Working in DC, I've met really interesting and even famous people. Today, I sat by a man who had been on death row. He is also the first man to be released from death row and exonerated thanks to DNA evidence.
That man, Kirk Bloodsworth, came in today to talk to about 15 interns from my organization and some other public interest organizations. A former marine and fisherman with no criminal record, Kirk was sentenced to death for the rape and brutal murder of a little girl even though his hair color, height, and weight didn't match eye witness accounts.
All of us listened in horror as Kirk described how he was assaulted everyday on death row by other inmates because of what they thought he did to a little girl. They would try to flood his cell with sewage from their toilets and throw a bag of batteries at him, cracking his skull.
After eight years on jail, Kirk was exonerated by DNA evidence. Though he was free, a lot of people still thought he was the killer and he received threats and harassment. It wasn't until 2003, 18 years after Kirk was convicted, did they find out that another man did it. In fact, the real killer was housed in the same jail as Kirk for another crime, even lifted weights with Kirk. (A more detailed narrative about everything can be found here.)

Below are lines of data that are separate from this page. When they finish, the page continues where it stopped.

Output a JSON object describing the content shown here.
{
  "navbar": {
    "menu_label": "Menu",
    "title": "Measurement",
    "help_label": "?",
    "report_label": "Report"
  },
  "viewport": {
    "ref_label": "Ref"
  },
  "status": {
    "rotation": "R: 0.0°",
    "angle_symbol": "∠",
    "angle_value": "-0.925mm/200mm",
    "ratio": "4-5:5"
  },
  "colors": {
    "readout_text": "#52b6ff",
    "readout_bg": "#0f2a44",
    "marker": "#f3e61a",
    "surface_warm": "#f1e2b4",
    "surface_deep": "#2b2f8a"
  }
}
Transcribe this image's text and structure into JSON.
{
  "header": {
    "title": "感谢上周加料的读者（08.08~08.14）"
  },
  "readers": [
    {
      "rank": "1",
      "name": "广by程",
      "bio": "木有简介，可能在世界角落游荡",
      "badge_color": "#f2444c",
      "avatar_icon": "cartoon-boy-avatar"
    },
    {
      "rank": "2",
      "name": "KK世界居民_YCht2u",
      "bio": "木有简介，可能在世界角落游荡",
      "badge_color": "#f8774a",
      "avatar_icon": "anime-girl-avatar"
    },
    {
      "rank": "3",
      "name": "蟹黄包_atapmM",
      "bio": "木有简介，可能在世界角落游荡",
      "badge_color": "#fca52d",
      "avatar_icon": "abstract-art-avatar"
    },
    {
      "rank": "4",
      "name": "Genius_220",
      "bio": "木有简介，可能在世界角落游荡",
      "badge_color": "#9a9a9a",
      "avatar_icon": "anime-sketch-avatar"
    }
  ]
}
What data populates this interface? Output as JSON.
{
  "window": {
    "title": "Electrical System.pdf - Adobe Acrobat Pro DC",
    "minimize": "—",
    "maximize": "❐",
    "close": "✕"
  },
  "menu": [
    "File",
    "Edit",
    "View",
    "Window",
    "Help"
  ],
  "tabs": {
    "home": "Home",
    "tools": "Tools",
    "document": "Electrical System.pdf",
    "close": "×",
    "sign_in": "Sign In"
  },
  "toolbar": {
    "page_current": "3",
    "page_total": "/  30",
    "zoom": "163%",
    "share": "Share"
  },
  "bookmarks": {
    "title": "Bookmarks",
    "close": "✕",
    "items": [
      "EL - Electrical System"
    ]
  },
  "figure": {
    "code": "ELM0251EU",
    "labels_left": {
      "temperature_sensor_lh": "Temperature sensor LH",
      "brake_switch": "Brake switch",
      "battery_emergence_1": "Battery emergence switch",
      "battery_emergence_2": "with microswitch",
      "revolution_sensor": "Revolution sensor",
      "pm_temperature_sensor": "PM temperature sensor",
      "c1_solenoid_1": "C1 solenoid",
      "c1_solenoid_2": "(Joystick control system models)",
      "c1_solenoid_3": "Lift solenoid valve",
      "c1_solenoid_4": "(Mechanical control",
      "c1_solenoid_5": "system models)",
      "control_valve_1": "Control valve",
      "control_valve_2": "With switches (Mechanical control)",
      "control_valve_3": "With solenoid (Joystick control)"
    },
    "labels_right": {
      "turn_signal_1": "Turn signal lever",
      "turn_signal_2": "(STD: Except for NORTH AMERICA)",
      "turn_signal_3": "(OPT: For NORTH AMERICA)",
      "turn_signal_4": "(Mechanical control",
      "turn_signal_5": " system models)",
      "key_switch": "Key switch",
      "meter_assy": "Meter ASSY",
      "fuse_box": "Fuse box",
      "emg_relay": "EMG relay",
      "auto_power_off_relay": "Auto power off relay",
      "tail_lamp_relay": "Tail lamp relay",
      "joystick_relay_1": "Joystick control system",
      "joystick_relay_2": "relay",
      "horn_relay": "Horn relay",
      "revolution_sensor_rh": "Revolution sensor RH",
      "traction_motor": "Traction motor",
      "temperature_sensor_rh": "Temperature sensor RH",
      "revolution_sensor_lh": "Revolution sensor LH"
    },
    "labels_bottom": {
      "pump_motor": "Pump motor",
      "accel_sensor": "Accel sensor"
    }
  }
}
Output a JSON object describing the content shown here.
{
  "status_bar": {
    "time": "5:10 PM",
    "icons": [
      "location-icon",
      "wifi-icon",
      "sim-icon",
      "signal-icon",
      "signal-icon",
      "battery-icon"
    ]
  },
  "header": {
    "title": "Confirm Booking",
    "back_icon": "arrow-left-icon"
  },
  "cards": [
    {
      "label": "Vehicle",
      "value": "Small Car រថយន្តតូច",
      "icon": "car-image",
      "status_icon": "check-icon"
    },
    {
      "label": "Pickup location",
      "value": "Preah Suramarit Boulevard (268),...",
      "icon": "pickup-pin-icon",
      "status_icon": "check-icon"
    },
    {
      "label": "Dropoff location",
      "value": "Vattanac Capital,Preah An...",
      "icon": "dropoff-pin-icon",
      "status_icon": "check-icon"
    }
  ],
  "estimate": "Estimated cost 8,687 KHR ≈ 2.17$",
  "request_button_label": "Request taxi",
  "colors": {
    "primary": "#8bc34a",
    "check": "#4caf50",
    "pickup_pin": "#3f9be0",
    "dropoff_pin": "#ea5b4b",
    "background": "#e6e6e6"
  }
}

I think one of the most amazing things was that after everything that Kirk has been through, he's still passionately trying to fix the system. Most people would probably have no hope or want to move on in their lives. The head of the Justice Project, an organization Kirk works with now, told us that everyone has stories or hears stories. But it's what we do with those stories that matters. Another good lesson over lunch.